[App and web page records]

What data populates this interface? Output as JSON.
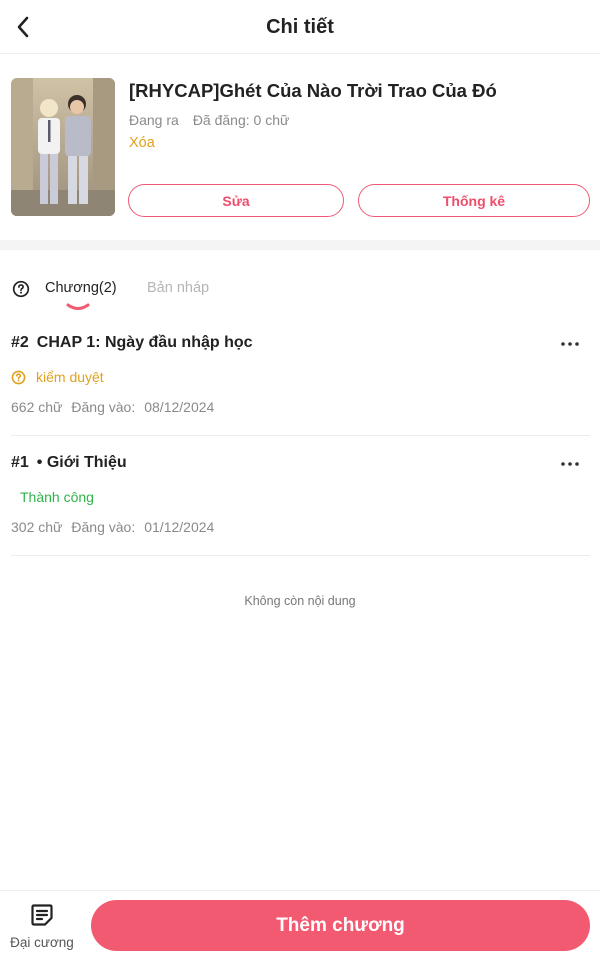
{
  "header": {
    "title": "Chi tiết",
    "back_icon": "chevron-left-icon"
  },
  "story": {
    "title": "[RHYCAP]Ghét Của Nào Trời Trao Của Đó",
    "status": "Đang ra",
    "posted": "Đã đăng: 0 chữ",
    "delete_label": "Xóa",
    "edit_label": "Sửa",
    "stats_label": "Thống kê"
  },
  "tabs": {
    "help_icon": "question-circle-icon",
    "chapters_label": "Chương(2)",
    "drafts_label": "Bản nháp",
    "active": "chapters"
  },
  "chapters": [
    {
      "number": "#2",
      "title": "CHAP 1: Ngày đầu nhập học",
      "status": "kiểm duyệt",
      "status_type": "review",
      "words": "662 chữ",
      "date_label": "Đăng vào:",
      "date": "08/12/2024"
    },
    {
      "number": "#1",
      "title": "• Giới Thiệu",
      "status": "Thành công",
      "status_type": "success",
      "words": "302 chữ",
      "date_label": "Đăng vào:",
      "date": "01/12/2024"
    }
  ],
  "end_note": "Không còn nội dung",
  "bottom": {
    "outline_label": "Đại cương",
    "outline_icon": "document-lines-icon",
    "add_chapter_label": "Thêm chương"
  },
  "colors": {
    "accent": "#f25a72",
    "warning": "#e0a11d",
    "success": "#2fb44a"
  }
}
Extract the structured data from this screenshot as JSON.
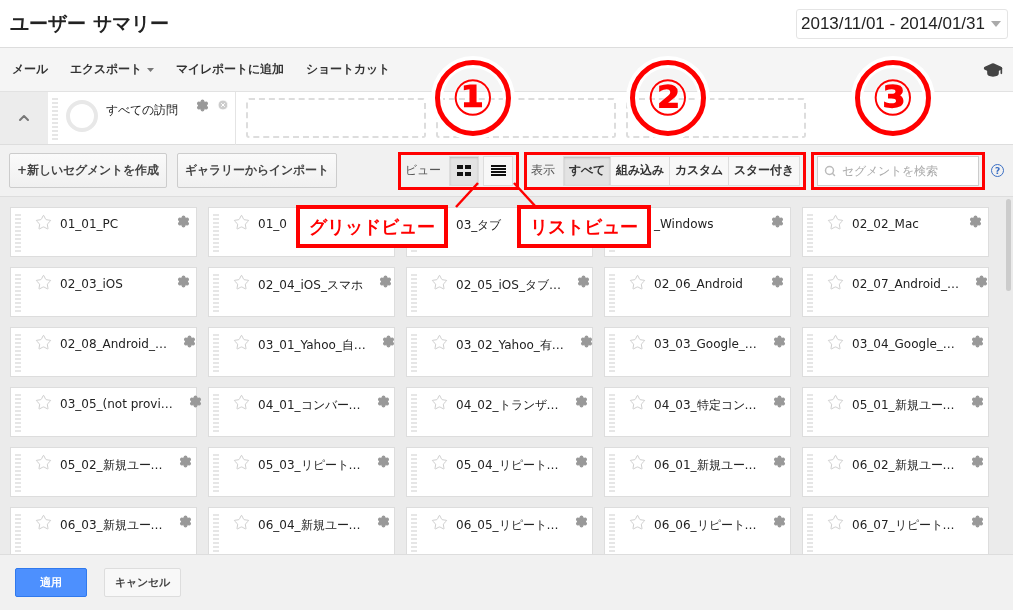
{
  "header": {
    "title": "ユーザー サマリー",
    "date_range": "2013/11/01 - 2014/01/31"
  },
  "toolbar": {
    "items": [
      {
        "label": "メール",
        "dropdown": false
      },
      {
        "label": "エクスポート",
        "dropdown": true
      },
      {
        "label": "マイレポートに追加",
        "dropdown": false
      },
      {
        "label": "ショートカット",
        "dropdown": false
      }
    ]
  },
  "segment_bar": {
    "expanded": true,
    "slots": [
      {
        "kind": "segment",
        "label": "すべての訪問"
      },
      {
        "kind": "empty"
      },
      {
        "kind": "empty"
      },
      {
        "kind": "empty"
      }
    ]
  },
  "actions": [
    {
      "label": "+新しいセグメントを作成"
    },
    {
      "label": "ギャラリーからインポート"
    }
  ],
  "view": {
    "label": "ビュー",
    "modes": [
      {
        "kind": "grid",
        "selected": true
      },
      {
        "kind": "list",
        "selected": false
      }
    ]
  },
  "filter": {
    "label": "表示",
    "options": [
      {
        "label": "すべて",
        "selected": true
      },
      {
        "label": "組み込み",
        "selected": false
      },
      {
        "label": "カスタム",
        "selected": false
      },
      {
        "label": "スター付き",
        "selected": false
      }
    ]
  },
  "search": {
    "placeholder": "セグメントを検索"
  },
  "help": "?",
  "segments": [
    {
      "label": "01_01_PC",
      "starred": false
    },
    {
      "label": "01_0",
      "starred": false
    },
    {
      "label": "03_タブ"
    },
    {
      "label": "_Windows"
    },
    {
      "label": "02_02_Mac",
      "starred": false
    },
    {
      "label": "02_03_iOS",
      "starred": false
    },
    {
      "label": "02_04_iOS_スマホ",
      "starred": false
    },
    {
      "label": "02_05_iOS_タブ…",
      "starred": false
    },
    {
      "label": "02_06_Android",
      "starred": false
    },
    {
      "label": "02_07_Android_…",
      "starred": false
    },
    {
      "label": "02_08_Android_…",
      "starred": false
    },
    {
      "label": "03_01_Yahoo_自…",
      "starred": false
    },
    {
      "label": "03_02_Yahoo_有…",
      "starred": false
    },
    {
      "label": "03_03_Google_…",
      "starred": false
    },
    {
      "label": "03_04_Google_…",
      "starred": false
    },
    {
      "label": "03_05_(not provi…",
      "starred": false
    },
    {
      "label": "04_01_コンバー…",
      "starred": false
    },
    {
      "label": "04_02_トランザ…",
      "starred": false
    },
    {
      "label": "04_03_特定コン…",
      "starred": false
    },
    {
      "label": "05_01_新規ユー…",
      "starred": false
    },
    {
      "label": "05_02_新規ユー…",
      "starred": false
    },
    {
      "label": "05_03_リピート…",
      "starred": false
    },
    {
      "label": "05_04_リピート…",
      "starred": false
    },
    {
      "label": "06_01_新規ユー…",
      "starred": false
    },
    {
      "label": "06_02_新規ユー…",
      "starred": false
    },
    {
      "label": "06_03_新規ユー…",
      "starred": false
    },
    {
      "label": "06_04_新規ユー…",
      "starred": false
    },
    {
      "label": "06_05_リピート…",
      "starred": false
    },
    {
      "label": "06_06_リピート…",
      "starred": false
    },
    {
      "label": "06_07_リピート…",
      "starred": false
    }
  ],
  "footer": {
    "buttons": [
      {
        "label": "適用",
        "kind": "primary"
      },
      {
        "label": "キャンセル",
        "kind": "secondary"
      }
    ]
  },
  "annotations": {
    "markers": [
      "①",
      "②",
      "③"
    ],
    "callouts": [
      "グリッドビュー",
      "リストビュー"
    ]
  }
}
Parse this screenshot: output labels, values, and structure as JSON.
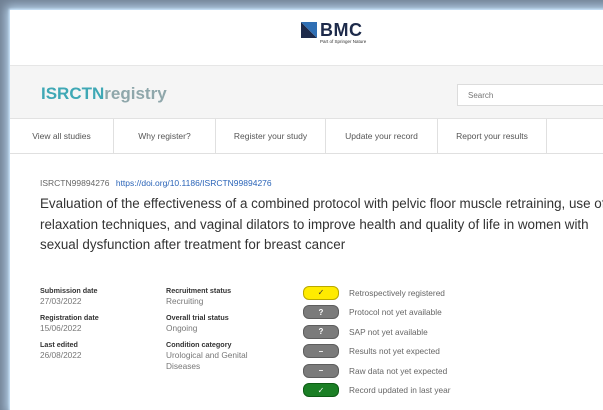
{
  "header": {
    "brand": "BMC",
    "brand_sub": "Part of Springer Nature"
  },
  "registry": {
    "logo_part1": "ISRCTN",
    "logo_part2": "registry",
    "search_placeholder": "Search"
  },
  "nav": {
    "items": [
      {
        "label": "View all studies"
      },
      {
        "label": "Why register?"
      },
      {
        "label": "Register your study"
      },
      {
        "label": "Update your record"
      },
      {
        "label": "Report your results"
      }
    ]
  },
  "record": {
    "id": "ISRCTN99894276",
    "doi": "https://doi.org/10.1186/ISRCTN99894276",
    "title": "Evaluation of the effectiveness of a combined protocol with pelvic floor muscle retraining, use of relaxation techniques, and vaginal dilators to improve health and quality of life in women with sexual dysfunction after treatment for breast cancer"
  },
  "details": {
    "submission_date_label": "Submission date",
    "submission_date": "27/03/2022",
    "registration_date_label": "Registration date",
    "registration_date": "15/06/2022",
    "last_edited_label": "Last edited",
    "last_edited": "26/08/2022",
    "recruitment_status_label": "Recruitment status",
    "recruitment_status": "Recruiting",
    "overall_status_label": "Overall trial status",
    "overall_status": "Ongoing",
    "condition_label": "Condition category",
    "condition": "Urological and Genital Diseases"
  },
  "badges": [
    {
      "symbol": "✓",
      "color": "yellow",
      "text": "Retrospectively registered"
    },
    {
      "symbol": "?",
      "color": "gray",
      "text": "Protocol not yet available"
    },
    {
      "symbol": "?",
      "color": "gray",
      "text": "SAP not yet available"
    },
    {
      "symbol": "–",
      "color": "gray",
      "text": "Results not yet expected"
    },
    {
      "symbol": "–",
      "color": "gray",
      "text": "Raw data not yet expected"
    },
    {
      "symbol": "✓",
      "color": "green",
      "text": "Record updated in last year"
    }
  ],
  "colors": {
    "accent": "#3fa8b5",
    "link": "#2a64b8",
    "brand": "#1d2a4a"
  }
}
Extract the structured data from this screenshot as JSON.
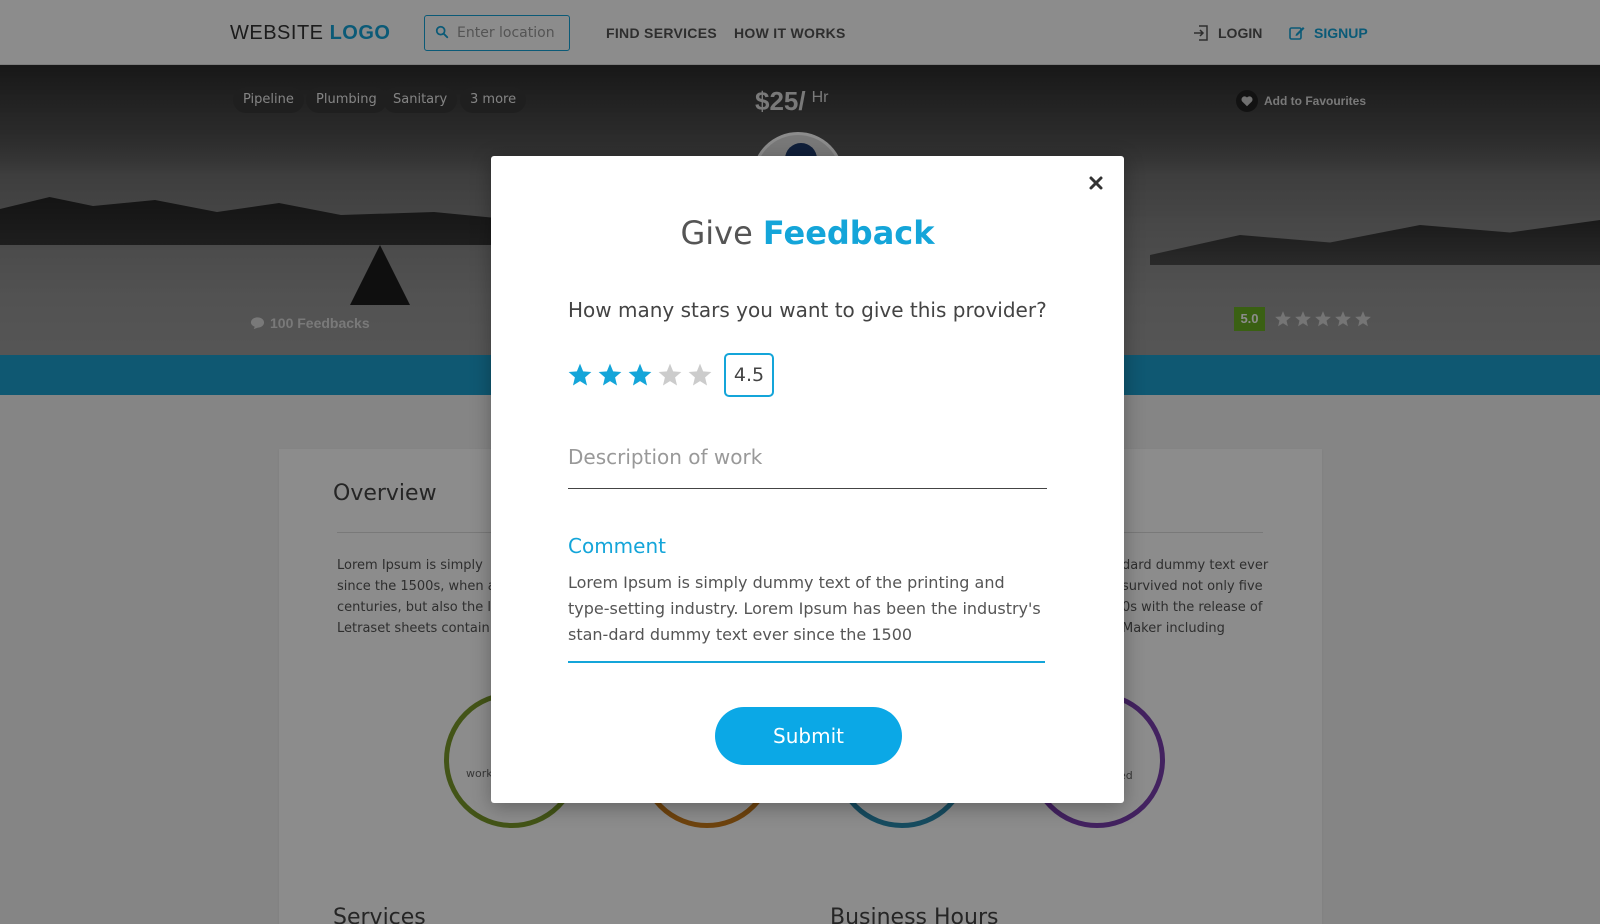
{
  "header": {
    "logo_main": "WEBSITE",
    "logo_accent": "LOGO",
    "search_placeholder": "Enter location",
    "nav": {
      "find_services": "FIND SERVICES",
      "how_it_works": "HOW IT WORKS"
    },
    "login": "LOGIN",
    "signup": "SIGNUP"
  },
  "hero": {
    "tags": [
      "Pipeline",
      "Plumbing",
      "Sanitary",
      "3 more"
    ],
    "price": "$25/",
    "price_unit": "Hr",
    "favourite": "Add to Favourites",
    "feedbacks": "100 Feedbacks",
    "rating": "5.0",
    "rating_stars": 5
  },
  "card": {
    "overview_title": "Overview",
    "overview_left": "Lorem Ipsum is simply",
    "overview_left_2": "since the 1500s, when a",
    "overview_left_3": "centuries, but also the l",
    "overview_left_4": "Letraset sheets contain",
    "overview_right": "dard dummy text ever",
    "overview_right_2": "survived not only five",
    "overview_right_3": "0s with the release of",
    "overview_right_4": "Maker including",
    "ring_label_left": "work",
    "ring_label_right": "ed",
    "services_title": "Services",
    "hours_title": "Business Hours",
    "colors": {
      "ring1": "#7a9a2a",
      "ring2": "#c97a1a",
      "ring3": "#2a8ab0",
      "ring4": "#7a3fb0"
    }
  },
  "modal": {
    "title_main": "Give",
    "title_accent": "Feedback",
    "question": "How many stars you want to give this provider?",
    "stars_filled": 3,
    "stars_total": 5,
    "score": "4.5",
    "description_placeholder": "Description of work",
    "comment_label": "Comment",
    "comment_value": "Lorem Ipsum is simply dummy text of the printing and type-setting industry. Lorem Ipsum has been the industry's stan-dard dummy text ever since the 1500",
    "submit": "Submit",
    "colors": {
      "accent": "#14a5d9",
      "star_filled": "#14a5d9",
      "star_empty": "#cccccc"
    }
  }
}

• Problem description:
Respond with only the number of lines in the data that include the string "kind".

• Result of the exercise:
8